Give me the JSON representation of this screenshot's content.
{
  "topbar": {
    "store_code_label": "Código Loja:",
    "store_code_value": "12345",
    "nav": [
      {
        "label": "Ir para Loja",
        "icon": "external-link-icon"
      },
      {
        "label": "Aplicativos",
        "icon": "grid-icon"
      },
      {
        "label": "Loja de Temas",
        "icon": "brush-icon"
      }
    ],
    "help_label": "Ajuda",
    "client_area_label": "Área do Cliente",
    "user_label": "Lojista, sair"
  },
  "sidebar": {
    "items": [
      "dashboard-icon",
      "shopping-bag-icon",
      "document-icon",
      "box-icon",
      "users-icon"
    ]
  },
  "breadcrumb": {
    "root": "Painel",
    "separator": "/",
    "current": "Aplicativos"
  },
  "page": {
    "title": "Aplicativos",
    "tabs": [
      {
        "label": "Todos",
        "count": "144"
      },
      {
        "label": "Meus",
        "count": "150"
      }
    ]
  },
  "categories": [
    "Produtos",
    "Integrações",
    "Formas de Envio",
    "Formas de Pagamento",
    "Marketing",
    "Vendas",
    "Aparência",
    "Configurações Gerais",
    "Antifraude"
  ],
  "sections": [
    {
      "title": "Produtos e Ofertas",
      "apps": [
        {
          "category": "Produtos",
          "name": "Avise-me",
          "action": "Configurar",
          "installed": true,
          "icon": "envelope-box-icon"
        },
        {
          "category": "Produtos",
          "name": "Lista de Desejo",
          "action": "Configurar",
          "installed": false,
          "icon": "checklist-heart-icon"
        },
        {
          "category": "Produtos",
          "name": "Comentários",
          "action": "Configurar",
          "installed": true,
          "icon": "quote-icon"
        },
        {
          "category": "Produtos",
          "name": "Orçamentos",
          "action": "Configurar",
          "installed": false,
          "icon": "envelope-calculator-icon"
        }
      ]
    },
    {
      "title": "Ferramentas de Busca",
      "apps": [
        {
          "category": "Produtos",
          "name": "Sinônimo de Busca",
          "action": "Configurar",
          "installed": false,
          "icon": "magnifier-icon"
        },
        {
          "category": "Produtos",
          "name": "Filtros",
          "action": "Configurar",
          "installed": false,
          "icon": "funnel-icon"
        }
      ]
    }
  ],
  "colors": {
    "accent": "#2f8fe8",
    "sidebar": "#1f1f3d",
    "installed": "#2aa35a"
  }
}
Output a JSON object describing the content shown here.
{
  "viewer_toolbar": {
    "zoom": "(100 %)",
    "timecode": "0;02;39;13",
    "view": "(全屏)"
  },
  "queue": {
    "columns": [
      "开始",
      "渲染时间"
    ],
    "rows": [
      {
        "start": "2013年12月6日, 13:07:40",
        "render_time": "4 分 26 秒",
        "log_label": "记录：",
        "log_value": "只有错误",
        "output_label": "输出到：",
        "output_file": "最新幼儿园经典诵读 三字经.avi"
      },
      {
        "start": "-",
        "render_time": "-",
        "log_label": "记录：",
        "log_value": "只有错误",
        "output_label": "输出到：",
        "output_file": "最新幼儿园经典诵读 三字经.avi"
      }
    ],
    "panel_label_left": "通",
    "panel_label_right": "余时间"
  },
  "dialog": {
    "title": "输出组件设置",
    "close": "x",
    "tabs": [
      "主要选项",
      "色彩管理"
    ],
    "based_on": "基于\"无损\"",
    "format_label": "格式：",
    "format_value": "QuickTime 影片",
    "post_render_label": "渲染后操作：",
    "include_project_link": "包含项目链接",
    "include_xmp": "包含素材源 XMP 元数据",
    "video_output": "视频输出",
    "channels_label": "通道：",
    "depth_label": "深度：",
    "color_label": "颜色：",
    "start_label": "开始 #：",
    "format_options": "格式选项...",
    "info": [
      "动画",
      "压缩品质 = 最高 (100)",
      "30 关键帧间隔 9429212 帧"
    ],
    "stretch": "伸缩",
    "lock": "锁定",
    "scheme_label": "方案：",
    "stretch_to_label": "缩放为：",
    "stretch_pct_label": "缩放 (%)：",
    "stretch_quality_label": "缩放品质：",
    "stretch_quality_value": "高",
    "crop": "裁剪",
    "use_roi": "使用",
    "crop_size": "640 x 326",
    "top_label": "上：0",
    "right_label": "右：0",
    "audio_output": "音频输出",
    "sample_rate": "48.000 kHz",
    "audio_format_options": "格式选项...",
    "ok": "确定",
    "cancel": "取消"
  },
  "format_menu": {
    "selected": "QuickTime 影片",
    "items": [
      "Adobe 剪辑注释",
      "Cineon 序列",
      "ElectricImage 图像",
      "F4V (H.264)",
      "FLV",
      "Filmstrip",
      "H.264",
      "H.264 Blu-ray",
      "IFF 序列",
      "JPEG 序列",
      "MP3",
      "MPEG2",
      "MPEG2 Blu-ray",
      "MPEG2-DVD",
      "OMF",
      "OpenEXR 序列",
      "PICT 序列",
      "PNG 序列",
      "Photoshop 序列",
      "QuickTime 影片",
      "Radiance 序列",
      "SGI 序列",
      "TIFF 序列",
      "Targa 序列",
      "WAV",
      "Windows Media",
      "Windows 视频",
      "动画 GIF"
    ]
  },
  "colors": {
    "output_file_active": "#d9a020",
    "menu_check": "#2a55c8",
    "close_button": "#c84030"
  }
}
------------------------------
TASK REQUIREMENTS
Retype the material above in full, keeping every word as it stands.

TASK RESPONSE
Give me the JSON representation of this screenshot's content.
{
  "topbar": {
    "store_code_label": "Código Loja:",
    "store_code_value": "12345",
    "nav": [
      {
        "label": "Ir para Loja",
        "icon": "external-link-icon"
      },
      {
        "label": "Aplicativos",
        "icon": "grid-icon"
      },
      {
        "label": "Loja de Temas",
        "icon": "brush-icon"
      }
    ],
    "help_label": "Ajuda",
    "client_area_label": "Área do Cliente",
    "user_label": "Lojista, sair"
  },
  "sidebar": {
    "items": [
      "dashboard-icon",
      "shopping-bag-icon",
      "document-icon",
      "box-icon",
      "users-icon"
    ]
  },
  "breadcrumb": {
    "root": "Painel",
    "separator": "/",
    "current": "Aplicativos"
  },
  "page": {
    "title": "Aplicativos",
    "tabs": [
      {
        "label": "Todos",
        "count": "144"
      },
      {
        "label": "Meus",
        "count": "150"
      }
    ]
  },
  "categories": [
    "Produtos",
    "Integrações",
    "Formas de Envio",
    "Formas de Pagamento",
    "Marketing",
    "Vendas",
    "Aparência",
    "Configurações Gerais",
    "Antifraude"
  ],
  "sections": [
    {
      "title": "Produtos e Ofertas",
      "apps": [
        {
          "category": "Produtos",
          "name": "Avise-me",
          "action": "Configurar",
          "installed": true,
          "icon": "envelope-box-icon"
        },
        {
          "category": "Produtos",
          "name": "Lista de Desejo",
          "action": "Configurar",
          "installed": false,
          "icon": "checklist-heart-icon"
        },
        {
          "category": "Produtos",
          "name": "Comentários",
          "action": "Configurar",
          "installed": true,
          "icon": "quote-icon"
        },
        {
          "category": "Produtos",
          "name": "Orçamentos",
          "action": "Configurar",
          "installed": false,
          "icon": "envelope-calculator-icon"
        }
      ]
    },
    {
      "title": "Ferramentas de Busca",
      "apps": [
        {
          "category": "Produtos",
          "name": "Sinônimo de Busca",
          "action": "Configurar",
          "installed": false,
          "icon": "magnifier-icon"
        },
        {
          "category": "Produtos",
          "name": "Filtros",
          "action": "Configurar",
          "installed": false,
          "icon": "funnel-icon"
        }
      ]
    }
  ],
  "colors": {
    "accent": "#2f8fe8",
    "sidebar": "#1f1f3d",
    "installed": "#2aa35a"
  }
}
Output a JSON object describing the content shown here.
{
  "viewer_toolbar": {
    "zoom": "(100 %)",
    "timecode": "0;02;39;13",
    "view": "(全屏)"
  },
  "queue": {
    "columns": [
      "开始",
      "渲染时间"
    ],
    "rows": [
      {
        "start": "2013年12月6日, 13:07:40",
        "render_time": "4 分 26 秒",
        "log_label": "记录：",
        "log_value": "只有错误",
        "output_label": "输出到：",
        "output_file": "最新幼儿园经典诵读 三字经.avi"
      },
      {
        "start": "-",
        "render_time": "-",
        "log_label": "记录：",
        "log_value": "只有错误",
        "output_label": "输出到：",
        "output_file": "最新幼儿园经典诵读 三字经.avi"
      }
    ],
    "panel_label_left": "通",
    "panel_label_right": "余时间"
  },
  "dialog": {
    "title": "输出组件设置",
    "close": "x",
    "tabs": [
      "主要选项",
      "色彩管理"
    ],
    "based_on": "基于\"无损\"",
    "format_label": "格式：",
    "format_value": "QuickTime 影片",
    "post_render_label": "渲染后操作：",
    "include_project_link": "包含项目链接",
    "include_xmp": "包含素材源 XMP 元数据",
    "video_output": "视频输出",
    "channels_label": "通道：",
    "depth_label": "深度：",
    "color_label": "颜色：",
    "start_label": "开始 #：",
    "format_options": "格式选项...",
    "info": [
      "动画",
      "压缩品质 = 最高 (100)",
      "30 关键帧间隔 9429212 帧"
    ],
    "stretch": "伸缩",
    "lock": "锁定",
    "scheme_label": "方案：",
    "stretch_to_label": "缩放为：",
    "stretch_pct_label": "缩放 (%)：",
    "stretch_quality_label": "缩放品质：",
    "stretch_quality_value": "高",
    "crop": "裁剪",
    "use_roi": "使用",
    "crop_size": "640 x 326",
    "top_label": "上：0",
    "right_label": "右：0",
    "audio_output": "音频输出",
    "sample_rate": "48.000 kHz",
    "audio_format_options": "格式选项...",
    "ok": "确定",
    "cancel": "取消"
  },
  "format_menu": {
    "selected": "QuickTime 影片",
    "items": [
      "Adobe 剪辑注释",
      "Cineon 序列",
      "ElectricImage 图像",
      "F4V (H.264)",
      "FLV",
      "Filmstrip",
      "H.264",
      "H.264 Blu-ray",
      "IFF 序列",
      "JPEG 序列",
      "MP3",
      "MPEG2",
      "MPEG2 Blu-ray",
      "MPEG2-DVD",
      "OMF",
      "OpenEXR 序列",
      "PICT 序列",
      "PNG 序列",
      "Photoshop 序列",
      "QuickTime 影片",
      "Radiance 序列",
      "SGI 序列",
      "TIFF 序列",
      "Targa 序列",
      "WAV",
      "Windows Media",
      "Windows 视频",
      "动画 GIF"
    ]
  },
  "colors": {
    "output_file_active": "#d9a020",
    "menu_check": "#2a55c8",
    "close_button": "#c84030"
  }
}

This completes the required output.